___ Source data ___
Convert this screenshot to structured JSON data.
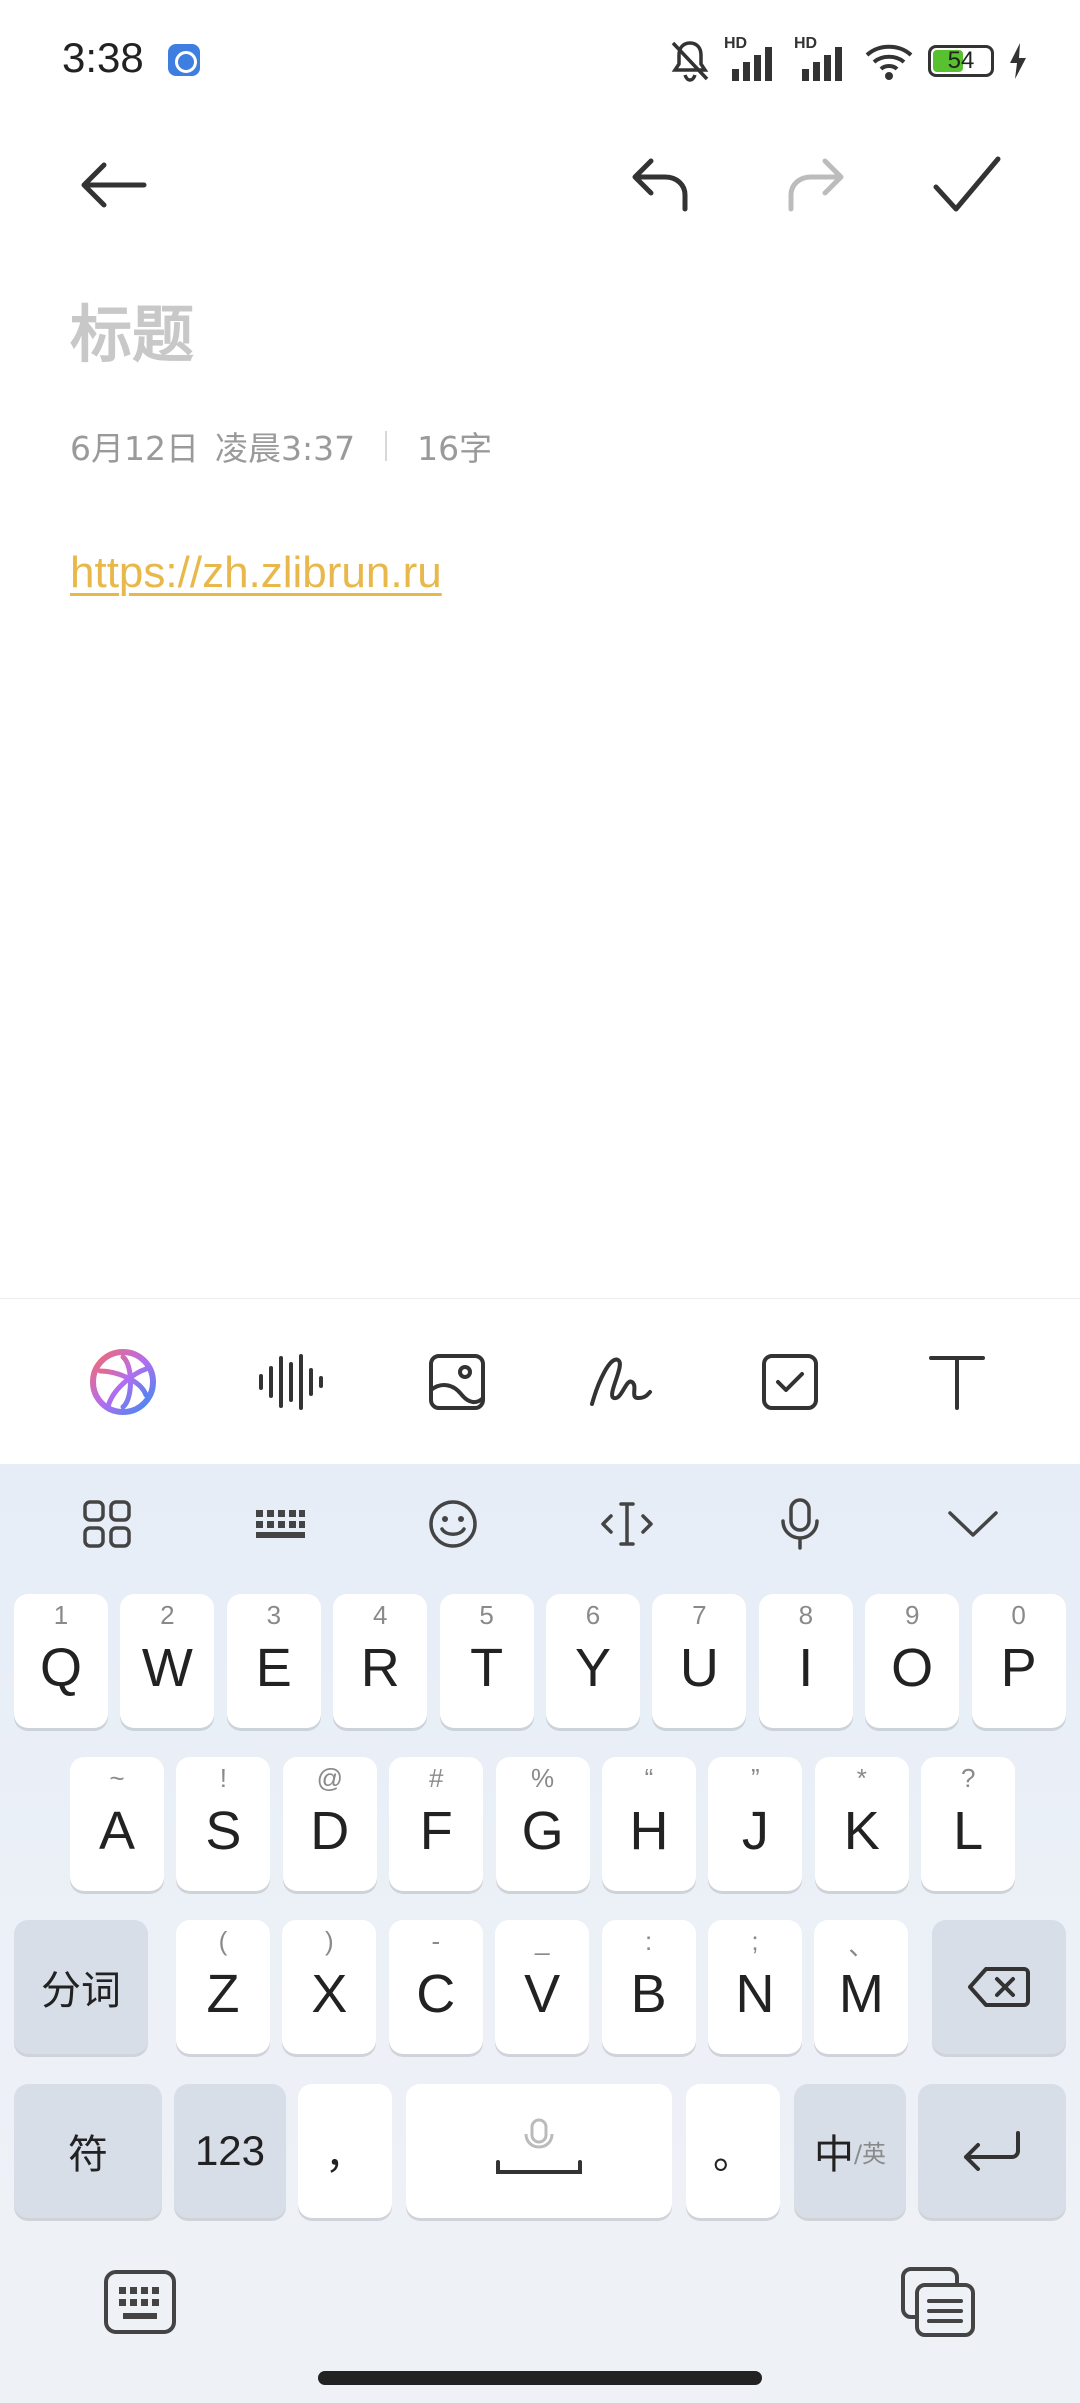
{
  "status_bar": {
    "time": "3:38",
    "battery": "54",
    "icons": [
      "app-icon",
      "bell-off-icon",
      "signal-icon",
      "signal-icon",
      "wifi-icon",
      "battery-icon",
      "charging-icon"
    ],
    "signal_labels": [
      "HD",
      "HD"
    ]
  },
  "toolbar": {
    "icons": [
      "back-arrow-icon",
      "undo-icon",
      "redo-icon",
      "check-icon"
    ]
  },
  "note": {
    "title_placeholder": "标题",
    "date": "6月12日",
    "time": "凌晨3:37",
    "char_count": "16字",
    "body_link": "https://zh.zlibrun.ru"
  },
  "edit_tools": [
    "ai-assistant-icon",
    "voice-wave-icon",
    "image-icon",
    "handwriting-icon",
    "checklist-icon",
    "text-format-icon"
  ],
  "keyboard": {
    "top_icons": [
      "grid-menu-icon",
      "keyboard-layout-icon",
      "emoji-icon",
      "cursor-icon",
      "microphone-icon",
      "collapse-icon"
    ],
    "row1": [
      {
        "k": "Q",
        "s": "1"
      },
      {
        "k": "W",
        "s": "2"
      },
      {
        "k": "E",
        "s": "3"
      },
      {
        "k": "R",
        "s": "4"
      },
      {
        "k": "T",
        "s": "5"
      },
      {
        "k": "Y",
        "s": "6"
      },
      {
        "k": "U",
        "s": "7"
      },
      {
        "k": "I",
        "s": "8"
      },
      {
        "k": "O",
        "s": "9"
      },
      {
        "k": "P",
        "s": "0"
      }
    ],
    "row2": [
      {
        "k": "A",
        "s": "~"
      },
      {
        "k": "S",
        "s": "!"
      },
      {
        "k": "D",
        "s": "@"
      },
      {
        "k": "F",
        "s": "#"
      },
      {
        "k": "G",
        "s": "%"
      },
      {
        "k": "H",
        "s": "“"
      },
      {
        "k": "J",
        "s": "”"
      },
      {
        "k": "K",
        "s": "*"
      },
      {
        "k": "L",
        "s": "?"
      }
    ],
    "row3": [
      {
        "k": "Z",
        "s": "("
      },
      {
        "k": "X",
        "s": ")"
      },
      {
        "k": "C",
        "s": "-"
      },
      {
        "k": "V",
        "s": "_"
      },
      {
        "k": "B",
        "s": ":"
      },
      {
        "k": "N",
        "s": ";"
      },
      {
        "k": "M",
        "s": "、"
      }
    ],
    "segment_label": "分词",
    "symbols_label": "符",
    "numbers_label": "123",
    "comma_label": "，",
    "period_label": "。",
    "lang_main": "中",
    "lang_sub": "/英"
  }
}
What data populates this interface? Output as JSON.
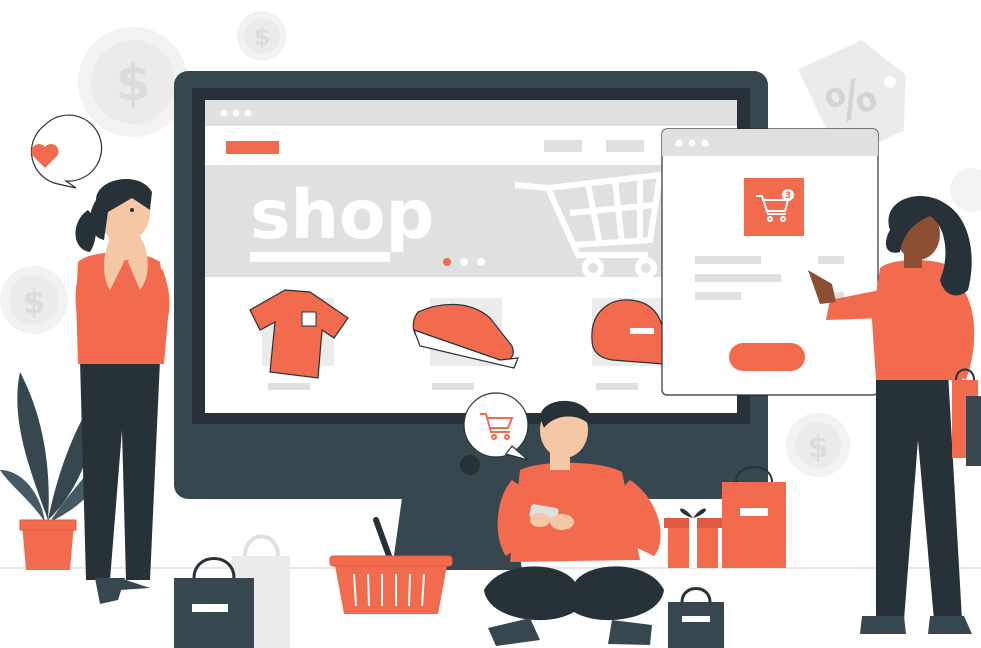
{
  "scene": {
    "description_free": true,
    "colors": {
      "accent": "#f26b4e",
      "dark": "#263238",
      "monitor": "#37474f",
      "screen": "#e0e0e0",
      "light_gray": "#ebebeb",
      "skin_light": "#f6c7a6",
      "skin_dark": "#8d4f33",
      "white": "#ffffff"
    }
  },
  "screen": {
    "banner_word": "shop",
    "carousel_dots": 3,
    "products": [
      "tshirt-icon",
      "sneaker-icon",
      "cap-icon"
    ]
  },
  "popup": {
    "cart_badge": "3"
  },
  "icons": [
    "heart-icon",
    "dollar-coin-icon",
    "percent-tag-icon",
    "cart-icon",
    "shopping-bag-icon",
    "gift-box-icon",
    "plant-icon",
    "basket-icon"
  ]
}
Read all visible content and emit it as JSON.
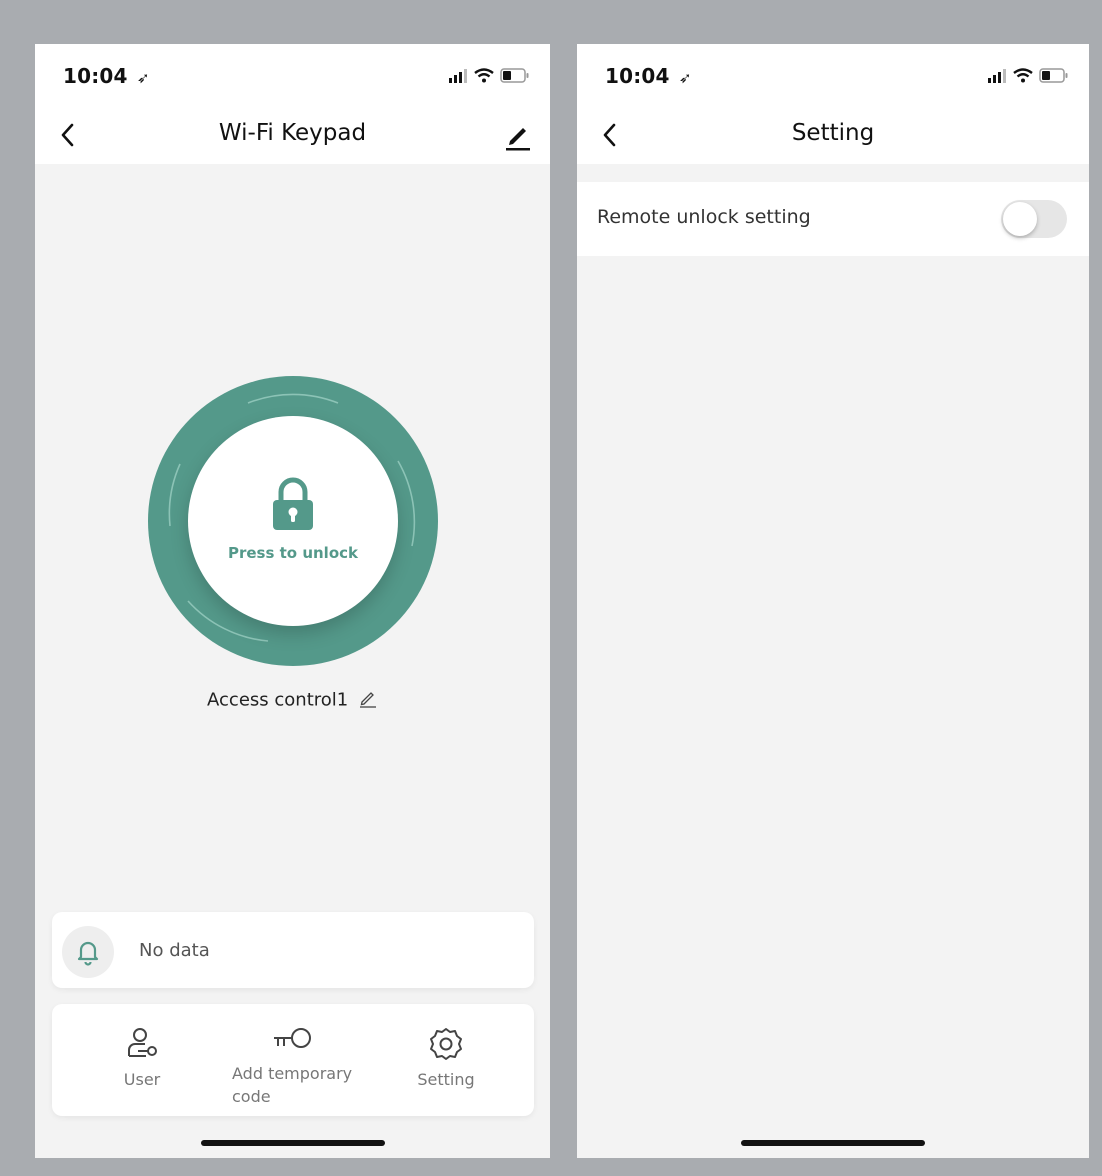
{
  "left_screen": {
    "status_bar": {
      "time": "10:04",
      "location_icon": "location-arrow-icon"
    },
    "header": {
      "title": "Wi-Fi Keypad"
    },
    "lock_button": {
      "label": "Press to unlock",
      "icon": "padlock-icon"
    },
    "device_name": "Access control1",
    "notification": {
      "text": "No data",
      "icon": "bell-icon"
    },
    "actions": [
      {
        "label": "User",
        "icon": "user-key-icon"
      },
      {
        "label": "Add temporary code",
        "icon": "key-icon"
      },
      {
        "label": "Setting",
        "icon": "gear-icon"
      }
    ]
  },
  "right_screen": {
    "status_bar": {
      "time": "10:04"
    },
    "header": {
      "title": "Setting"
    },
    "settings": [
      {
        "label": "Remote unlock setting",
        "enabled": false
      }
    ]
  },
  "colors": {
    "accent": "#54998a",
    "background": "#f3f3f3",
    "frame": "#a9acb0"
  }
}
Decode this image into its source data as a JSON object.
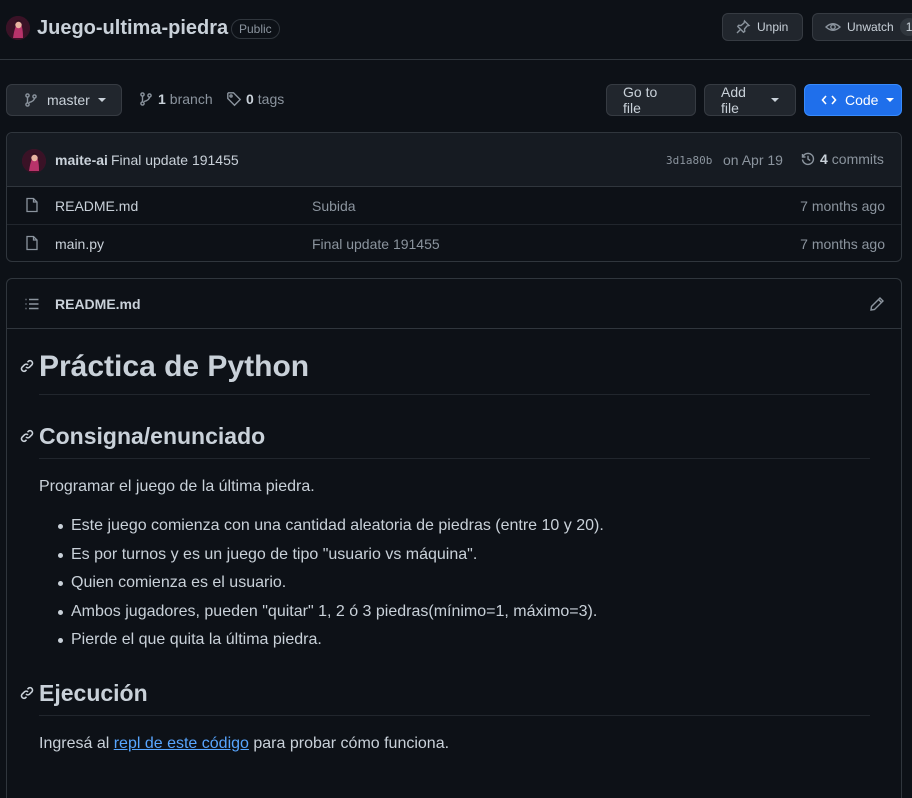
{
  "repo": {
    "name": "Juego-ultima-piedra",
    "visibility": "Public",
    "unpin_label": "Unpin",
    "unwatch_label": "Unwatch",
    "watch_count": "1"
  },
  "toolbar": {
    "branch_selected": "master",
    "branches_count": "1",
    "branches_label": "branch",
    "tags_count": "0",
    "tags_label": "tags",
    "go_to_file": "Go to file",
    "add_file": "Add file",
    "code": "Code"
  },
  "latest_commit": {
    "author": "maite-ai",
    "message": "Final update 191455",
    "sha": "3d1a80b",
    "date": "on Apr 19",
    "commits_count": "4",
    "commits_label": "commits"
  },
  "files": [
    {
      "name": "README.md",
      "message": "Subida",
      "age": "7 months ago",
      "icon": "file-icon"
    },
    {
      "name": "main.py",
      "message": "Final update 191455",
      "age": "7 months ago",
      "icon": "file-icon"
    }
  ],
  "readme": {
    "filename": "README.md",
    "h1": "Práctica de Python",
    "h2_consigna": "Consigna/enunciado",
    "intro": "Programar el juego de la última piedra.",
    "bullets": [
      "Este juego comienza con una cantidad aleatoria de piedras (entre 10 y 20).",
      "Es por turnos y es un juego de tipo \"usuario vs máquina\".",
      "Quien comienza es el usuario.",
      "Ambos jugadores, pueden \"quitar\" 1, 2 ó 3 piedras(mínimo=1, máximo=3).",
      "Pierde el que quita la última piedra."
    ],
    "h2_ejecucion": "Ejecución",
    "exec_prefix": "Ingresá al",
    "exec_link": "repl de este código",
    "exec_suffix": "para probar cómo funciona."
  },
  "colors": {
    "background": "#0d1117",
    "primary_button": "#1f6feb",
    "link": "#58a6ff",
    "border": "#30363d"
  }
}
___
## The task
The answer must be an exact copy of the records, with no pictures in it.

## Your solution
Convert this screenshot to structured JSON data.
{
  "status_bar": {
    "time": "3:38",
    "battery": "54",
    "icons": [
      "app-icon",
      "bell-off-icon",
      "signal-icon",
      "signal-icon",
      "wifi-icon",
      "battery-icon",
      "charging-icon"
    ],
    "signal_labels": [
      "HD",
      "HD"
    ]
  },
  "toolbar": {
    "icons": [
      "back-arrow-icon",
      "undo-icon",
      "redo-icon",
      "check-icon"
    ]
  },
  "note": {
    "title_placeholder": "标题",
    "date": "6月12日",
    "time": "凌晨3:37",
    "char_count": "16字",
    "body_link": "https://zh.zlibrun.ru"
  },
  "edit_tools": [
    "ai-assistant-icon",
    "voice-wave-icon",
    "image-icon",
    "handwriting-icon",
    "checklist-icon",
    "text-format-icon"
  ],
  "keyboard": {
    "top_icons": [
      "grid-menu-icon",
      "keyboard-layout-icon",
      "emoji-icon",
      "cursor-icon",
      "microphone-icon",
      "collapse-icon"
    ],
    "row1": [
      {
        "k": "Q",
        "s": "1"
      },
      {
        "k": "W",
        "s": "2"
      },
      {
        "k": "E",
        "s": "3"
      },
      {
        "k": "R",
        "s": "4"
      },
      {
        "k": "T",
        "s": "5"
      },
      {
        "k": "Y",
        "s": "6"
      },
      {
        "k": "U",
        "s": "7"
      },
      {
        "k": "I",
        "s": "8"
      },
      {
        "k": "O",
        "s": "9"
      },
      {
        "k": "P",
        "s": "0"
      }
    ],
    "row2": [
      {
        "k": "A",
        "s": "~"
      },
      {
        "k": "S",
        "s": "!"
      },
      {
        "k": "D",
        "s": "@"
      },
      {
        "k": "F",
        "s": "#"
      },
      {
        "k": "G",
        "s": "%"
      },
      {
        "k": "H",
        "s": "“"
      },
      {
        "k": "J",
        "s": "”"
      },
      {
        "k": "K",
        "s": "*"
      },
      {
        "k": "L",
        "s": "?"
      }
    ],
    "row3": [
      {
        "k": "Z",
        "s": "("
      },
      {
        "k": "X",
        "s": ")"
      },
      {
        "k": "C",
        "s": "-"
      },
      {
        "k": "V",
        "s": "_"
      },
      {
        "k": "B",
        "s": ":"
      },
      {
        "k": "N",
        "s": ";"
      },
      {
        "k": "M",
        "s": "、"
      }
    ],
    "segment_label": "分词",
    "symbols_label": "符",
    "numbers_label": "123",
    "comma_label": "，",
    "period_label": "。",
    "lang_main": "中",
    "lang_sub": "/英"
  }
}
What data populates this interface? Output as JSON.
{
  "scene": {
    "description_free": true,
    "colors": {
      "accent": "#f26b4e",
      "dark": "#263238",
      "monitor": "#37474f",
      "screen": "#e0e0e0",
      "light_gray": "#ebebeb",
      "skin_light": "#f6c7a6",
      "skin_dark": "#8d4f33",
      "white": "#ffffff"
    }
  },
  "screen": {
    "banner_word": "shop",
    "carousel_dots": 3,
    "products": [
      "tshirt-icon",
      "sneaker-icon",
      "cap-icon"
    ]
  },
  "popup": {
    "cart_badge": "3"
  },
  "icons": [
    "heart-icon",
    "dollar-coin-icon",
    "percent-tag-icon",
    "cart-icon",
    "shopping-bag-icon",
    "gift-box-icon",
    "plant-icon",
    "basket-icon"
  ]
}
Read all visible content and emit it as JSON.
{
  "left_screen": {
    "status_bar": {
      "time": "10:04",
      "location_icon": "location-arrow-icon"
    },
    "header": {
      "title": "Wi-Fi Keypad"
    },
    "lock_button": {
      "label": "Press to unlock",
      "icon": "padlock-icon"
    },
    "device_name": "Access control1",
    "notification": {
      "text": "No data",
      "icon": "bell-icon"
    },
    "actions": [
      {
        "label": "User",
        "icon": "user-key-icon"
      },
      {
        "label": "Add temporary code",
        "icon": "key-icon"
      },
      {
        "label": "Setting",
        "icon": "gear-icon"
      }
    ]
  },
  "right_screen": {
    "status_bar": {
      "time": "10:04"
    },
    "header": {
      "title": "Setting"
    },
    "settings": [
      {
        "label": "Remote unlock setting",
        "enabled": false
      }
    ]
  },
  "colors": {
    "accent": "#54998a",
    "background": "#f3f3f3",
    "frame": "#a9acb0"
  }
}
Decode this image into its source data as a JSON object.
{
  "repo": {
    "name": "Juego-ultima-piedra",
    "visibility": "Public",
    "unpin_label": "Unpin",
    "unwatch_label": "Unwatch",
    "watch_count": "1"
  },
  "toolbar": {
    "branch_selected": "master",
    "branches_count": "1",
    "branches_label": "branch",
    "tags_count": "0",
    "tags_label": "tags",
    "go_to_file": "Go to file",
    "add_file": "Add file",
    "code": "Code"
  },
  "latest_commit": {
    "author": "maite-ai",
    "message": "Final update 191455",
    "sha": "3d1a80b",
    "date": "on Apr 19",
    "commits_count": "4",
    "commits_label": "commits"
  },
  "files": [
    {
      "name": "README.md",
      "message": "Subida",
      "age": "7 months ago",
      "icon": "file-icon"
    },
    {
      "name": "main.py",
      "message": "Final update 191455",
      "age": "7 months ago",
      "icon": "file-icon"
    }
  ],
  "readme": {
    "filename": "README.md",
    "h1": "Práctica de Python",
    "h2_consigna": "Consigna/enunciado",
    "intro": "Programar el juego de la última piedra.",
    "bullets": [
      "Este juego comienza con una cantidad aleatoria de piedras (entre 10 y 20).",
      "Es por turnos y es un juego de tipo \"usuario vs máquina\".",
      "Quien comienza es el usuario.",
      "Ambos jugadores, pueden \"quitar\" 1, 2 ó 3 piedras(mínimo=1, máximo=3).",
      "Pierde el que quita la última piedra."
    ],
    "h2_ejecucion": "Ejecución",
    "exec_prefix": "Ingresá al",
    "exec_link": "repl de este código",
    "exec_suffix": "para probar cómo funciona."
  },
  "colors": {
    "background": "#0d1117",
    "primary_button": "#1f6feb",
    "link": "#58a6ff",
    "border": "#30363d"
  }
}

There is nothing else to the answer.